As for the hike, I was more confident the second time out. I knew the way to the summit, and I knew how to avoid pain in my hip. The weather was decent for 75% of the way up. But as we reached the ridge below the final ascent, the storm clouds rolled in. We knew it was only about 40 minutes to the summit from here, and we decided to soldier on.
Once at the summit, we saw the extent of the storm. Individual rain clouds poured and thundered onto surrounding peaks. We counted the thunder as it got shorter and shorter. The lightning was right over our heads. Now right in front of my face came a CRACK! We sat with our backs to the rock shelter at the summit; chunks of hail falling on our laps. We sat there and watched the storm around us.
The view was amazing, and for some reason I felt a strange calm. There we sat at 10,463 feet, high up in Montana's rocky mountains, lightning coming down all around us, and we felt completely at ease.
After about twenty minutes the rain subsided. We were now safe for descent. One problem though: The rocks were slippery. My co-worker was speeding down the rocks, while I struggled to navigate them. Finally he slowed down to wait for me as we entered the woods.
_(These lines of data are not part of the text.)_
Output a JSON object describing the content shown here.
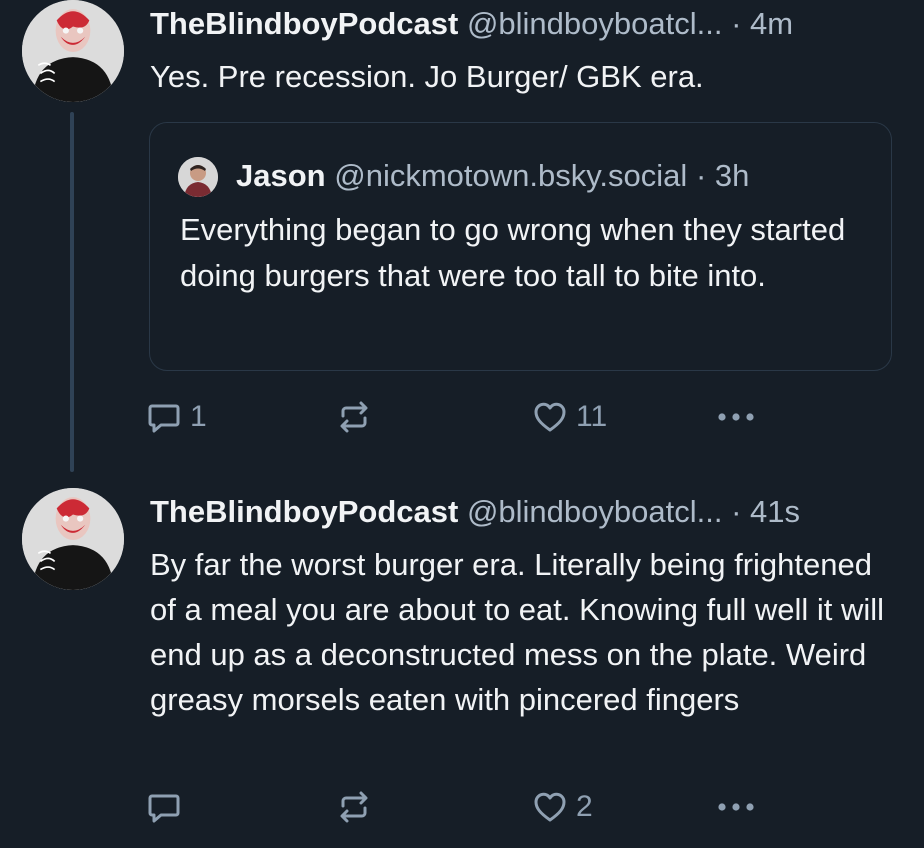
{
  "colors": {
    "background": "#161e27",
    "text_primary": "#f1f3f5",
    "text_secondary": "#aebbc9",
    "icon": "#8fa0b2",
    "thread_line": "#2f4256",
    "quote_border": "#2a3847"
  },
  "posts": [
    {
      "author": {
        "display_name": "TheBlindboyPodcast",
        "handle": "@blindboyboatcl...",
        "avatar_icon": "avatar-image"
      },
      "separator": "·",
      "time": "4m",
      "text": "Yes. Pre recession. Jo Burger/ GBK era.",
      "quote": {
        "author": {
          "display_name": "Jason",
          "handle": "@nickmotown.bsky.social",
          "avatar_icon": "avatar-image"
        },
        "separator": "·",
        "time": "3h",
        "text": "Everything began to go wrong when they started doing burgers that were too tall to bite into."
      },
      "actions": {
        "reply_count": "1",
        "repost_count": "",
        "like_count": "11"
      },
      "icons": [
        "reply-icon",
        "repost-icon",
        "like-icon",
        "more-icon"
      ]
    },
    {
      "author": {
        "display_name": "TheBlindboyPodcast",
        "handle": "@blindboyboatcl...",
        "avatar_icon": "avatar-image"
      },
      "separator": "·",
      "time": "41s",
      "text": "By far the worst burger era. Literally being frightened of a meal you are about to eat. Knowing full well it will end up as a deconstructed mess on the plate. Weird greasy morsels eaten with pincered fingers",
      "actions": {
        "reply_count": "",
        "repost_count": "",
        "like_count": "2"
      },
      "icons": [
        "reply-icon",
        "repost-icon",
        "like-icon",
        "more-icon"
      ]
    }
  ]
}
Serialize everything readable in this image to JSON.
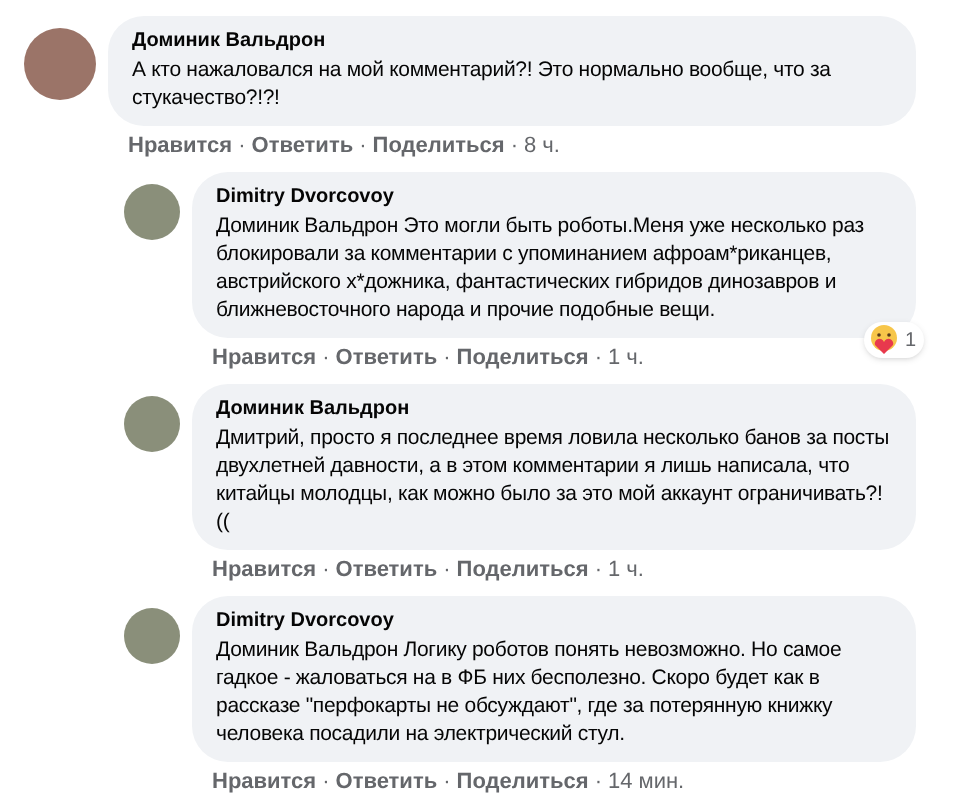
{
  "separator": "·",
  "comment": {
    "author": "Доминик Вальдрон",
    "text": "А кто нажаловался на мой комментарий?! Это нормально вообще, что за стукачество?!?!",
    "actions": [
      "Нравится",
      "Ответить",
      "Поделиться"
    ],
    "time": "8 ч.",
    "replies": [
      {
        "author": "Dimitry Dvorcovoy",
        "text": "Доминик Вальдрон Это могли быть роботы.Меня уже несколько раз блокировали за комментарии с упоминанием афроам*риканцев, австрийского х*дожника, фантастических гибридов динозавров и ближневосточного народа и прочие подобные вещи.",
        "reaction_count": "1",
        "actions": [
          "Нравится",
          "Ответить",
          "Поделиться"
        ],
        "time": "1 ч."
      },
      {
        "author": "Доминик Вальдрон",
        "text": "Дмитрий, просто я последнее время ловила несколько банов за посты двухлетней давности, а в этом комментарии я лишь написала, что китайцы молодцы, как можно было за это мой аккаунт ограничивать?!((",
        "actions": [
          "Нравится",
          "Ответить",
          "Поделиться"
        ],
        "time": "1 ч."
      },
      {
        "author": "Dimitry Dvorcovoy",
        "text": "Доминик Вальдрон Логику роботов понять невозможно. Но самое гадкое - жаловаться на в ФБ них бесполезно. Скоро будет как в рассказе \"перфокарты не обсуждают\", где за потерянную книжку человека посадили на электрический стул.",
        "actions": [
          "Нравится",
          "Ответить",
          "Поделиться"
        ],
        "time": "14 мин."
      }
    ]
  }
}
We headed back to Edith Lake and back to the ranch. Another hike; another memory I will keep forever.